Task: Below are records; count the lines that hold the string "accent" and give only the count.

* * *

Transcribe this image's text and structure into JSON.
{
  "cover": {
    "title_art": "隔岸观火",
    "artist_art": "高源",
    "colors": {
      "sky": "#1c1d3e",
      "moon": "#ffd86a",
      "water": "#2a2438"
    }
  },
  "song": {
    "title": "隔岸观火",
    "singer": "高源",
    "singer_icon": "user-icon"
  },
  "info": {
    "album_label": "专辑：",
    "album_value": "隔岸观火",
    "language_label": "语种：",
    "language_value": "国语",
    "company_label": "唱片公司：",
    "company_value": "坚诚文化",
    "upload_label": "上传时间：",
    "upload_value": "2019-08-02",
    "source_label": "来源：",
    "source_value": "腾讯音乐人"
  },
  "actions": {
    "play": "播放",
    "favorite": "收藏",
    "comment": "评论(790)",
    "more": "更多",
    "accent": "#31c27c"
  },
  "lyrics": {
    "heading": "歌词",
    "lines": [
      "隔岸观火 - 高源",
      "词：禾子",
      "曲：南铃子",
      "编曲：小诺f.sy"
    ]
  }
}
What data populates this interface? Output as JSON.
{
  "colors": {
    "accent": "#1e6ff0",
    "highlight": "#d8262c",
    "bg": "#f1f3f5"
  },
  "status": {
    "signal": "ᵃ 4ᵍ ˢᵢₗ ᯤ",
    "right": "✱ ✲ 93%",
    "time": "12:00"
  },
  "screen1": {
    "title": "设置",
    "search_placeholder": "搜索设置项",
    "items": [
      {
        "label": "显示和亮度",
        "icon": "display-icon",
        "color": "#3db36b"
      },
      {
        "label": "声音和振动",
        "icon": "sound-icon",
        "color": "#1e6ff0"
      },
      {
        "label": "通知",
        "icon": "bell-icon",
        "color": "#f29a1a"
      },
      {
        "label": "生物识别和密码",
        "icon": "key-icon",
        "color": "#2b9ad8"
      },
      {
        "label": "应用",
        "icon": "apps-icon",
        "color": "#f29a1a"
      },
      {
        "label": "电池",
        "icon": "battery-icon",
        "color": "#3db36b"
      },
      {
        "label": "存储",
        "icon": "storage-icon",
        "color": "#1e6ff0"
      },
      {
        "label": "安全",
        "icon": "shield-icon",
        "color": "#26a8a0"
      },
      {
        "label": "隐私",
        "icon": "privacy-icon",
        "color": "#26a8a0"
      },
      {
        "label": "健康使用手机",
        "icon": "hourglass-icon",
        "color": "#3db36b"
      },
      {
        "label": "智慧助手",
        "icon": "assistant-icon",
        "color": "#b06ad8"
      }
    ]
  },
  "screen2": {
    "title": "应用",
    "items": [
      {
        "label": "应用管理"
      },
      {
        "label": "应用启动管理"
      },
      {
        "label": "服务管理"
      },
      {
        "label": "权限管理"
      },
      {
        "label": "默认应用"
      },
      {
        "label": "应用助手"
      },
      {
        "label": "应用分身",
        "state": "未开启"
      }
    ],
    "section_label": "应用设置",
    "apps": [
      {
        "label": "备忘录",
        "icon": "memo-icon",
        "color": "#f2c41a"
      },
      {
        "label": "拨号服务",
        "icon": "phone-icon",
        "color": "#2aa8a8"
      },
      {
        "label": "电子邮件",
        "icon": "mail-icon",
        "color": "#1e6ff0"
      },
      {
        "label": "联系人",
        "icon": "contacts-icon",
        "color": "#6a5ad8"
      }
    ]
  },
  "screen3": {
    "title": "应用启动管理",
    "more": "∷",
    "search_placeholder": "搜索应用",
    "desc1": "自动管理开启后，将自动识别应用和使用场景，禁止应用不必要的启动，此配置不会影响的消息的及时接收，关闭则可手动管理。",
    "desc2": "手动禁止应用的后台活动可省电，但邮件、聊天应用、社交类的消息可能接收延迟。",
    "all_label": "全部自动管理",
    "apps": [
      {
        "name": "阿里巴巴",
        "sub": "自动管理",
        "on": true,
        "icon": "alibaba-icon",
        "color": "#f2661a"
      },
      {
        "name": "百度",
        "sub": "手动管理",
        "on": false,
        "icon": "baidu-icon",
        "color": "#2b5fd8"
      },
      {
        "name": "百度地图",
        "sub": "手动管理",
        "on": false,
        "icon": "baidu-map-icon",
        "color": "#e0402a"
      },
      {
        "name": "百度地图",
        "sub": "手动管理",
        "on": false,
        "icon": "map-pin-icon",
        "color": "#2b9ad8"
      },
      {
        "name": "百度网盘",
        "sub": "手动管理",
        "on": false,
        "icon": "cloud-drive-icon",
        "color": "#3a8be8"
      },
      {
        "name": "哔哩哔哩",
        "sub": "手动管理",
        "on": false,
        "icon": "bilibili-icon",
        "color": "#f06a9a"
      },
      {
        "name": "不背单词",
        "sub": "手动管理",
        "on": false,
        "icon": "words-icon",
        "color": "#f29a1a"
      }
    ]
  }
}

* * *

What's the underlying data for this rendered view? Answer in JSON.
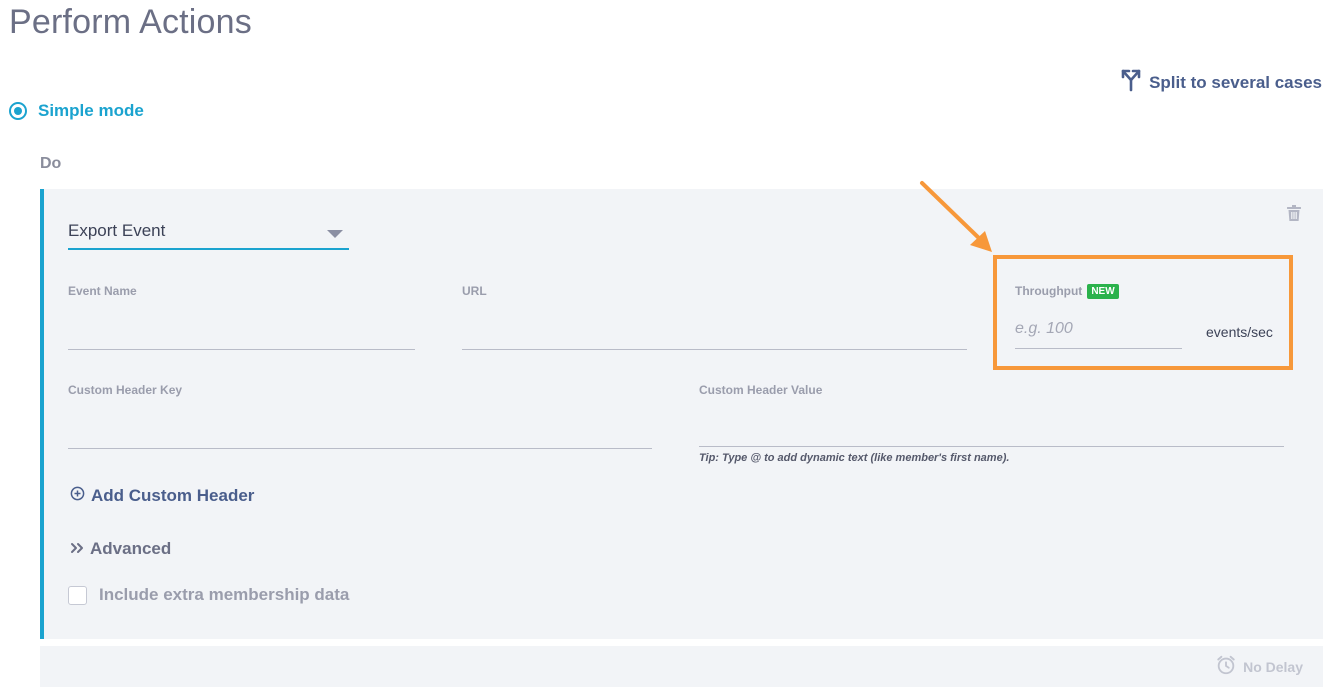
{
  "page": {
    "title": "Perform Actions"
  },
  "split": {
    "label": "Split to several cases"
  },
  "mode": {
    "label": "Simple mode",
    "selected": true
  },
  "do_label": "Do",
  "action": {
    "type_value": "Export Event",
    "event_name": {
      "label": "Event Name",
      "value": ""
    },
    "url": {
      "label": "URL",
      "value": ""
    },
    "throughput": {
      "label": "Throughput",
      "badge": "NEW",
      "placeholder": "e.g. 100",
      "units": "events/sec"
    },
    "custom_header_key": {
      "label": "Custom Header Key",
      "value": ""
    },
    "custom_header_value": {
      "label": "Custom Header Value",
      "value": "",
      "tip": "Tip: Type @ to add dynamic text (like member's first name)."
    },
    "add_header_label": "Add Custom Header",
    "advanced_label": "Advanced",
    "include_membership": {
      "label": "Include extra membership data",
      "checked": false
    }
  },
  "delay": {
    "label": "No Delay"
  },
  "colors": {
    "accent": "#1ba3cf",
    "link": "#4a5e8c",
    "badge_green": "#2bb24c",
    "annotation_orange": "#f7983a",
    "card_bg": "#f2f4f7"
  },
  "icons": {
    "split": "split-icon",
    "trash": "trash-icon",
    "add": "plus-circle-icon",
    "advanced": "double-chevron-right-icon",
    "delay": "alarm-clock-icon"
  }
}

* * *

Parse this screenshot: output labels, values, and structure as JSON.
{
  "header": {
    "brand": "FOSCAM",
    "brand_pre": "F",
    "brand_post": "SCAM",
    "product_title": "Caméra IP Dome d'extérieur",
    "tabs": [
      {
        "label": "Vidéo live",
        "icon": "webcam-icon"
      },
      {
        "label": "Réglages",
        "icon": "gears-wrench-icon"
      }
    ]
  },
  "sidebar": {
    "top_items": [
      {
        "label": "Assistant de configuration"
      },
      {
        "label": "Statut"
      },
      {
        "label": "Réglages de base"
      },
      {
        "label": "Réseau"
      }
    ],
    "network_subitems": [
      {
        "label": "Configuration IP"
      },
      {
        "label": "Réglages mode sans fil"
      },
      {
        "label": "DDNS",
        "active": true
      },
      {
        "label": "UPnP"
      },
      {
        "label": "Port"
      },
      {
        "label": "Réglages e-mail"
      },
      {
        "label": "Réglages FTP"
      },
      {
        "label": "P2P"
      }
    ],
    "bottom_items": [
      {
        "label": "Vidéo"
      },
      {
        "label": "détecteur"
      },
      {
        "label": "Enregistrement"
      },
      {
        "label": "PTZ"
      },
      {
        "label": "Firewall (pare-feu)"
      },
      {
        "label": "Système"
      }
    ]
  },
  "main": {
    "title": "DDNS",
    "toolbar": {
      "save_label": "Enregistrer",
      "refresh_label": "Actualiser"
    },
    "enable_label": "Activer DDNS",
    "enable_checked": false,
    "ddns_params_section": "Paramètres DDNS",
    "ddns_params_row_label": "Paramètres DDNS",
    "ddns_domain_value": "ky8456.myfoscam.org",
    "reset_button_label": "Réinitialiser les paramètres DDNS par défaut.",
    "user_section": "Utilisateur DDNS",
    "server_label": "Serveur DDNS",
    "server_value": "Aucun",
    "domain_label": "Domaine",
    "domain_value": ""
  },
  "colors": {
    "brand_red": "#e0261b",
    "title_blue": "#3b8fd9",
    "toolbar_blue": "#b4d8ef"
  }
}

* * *

Response box: 3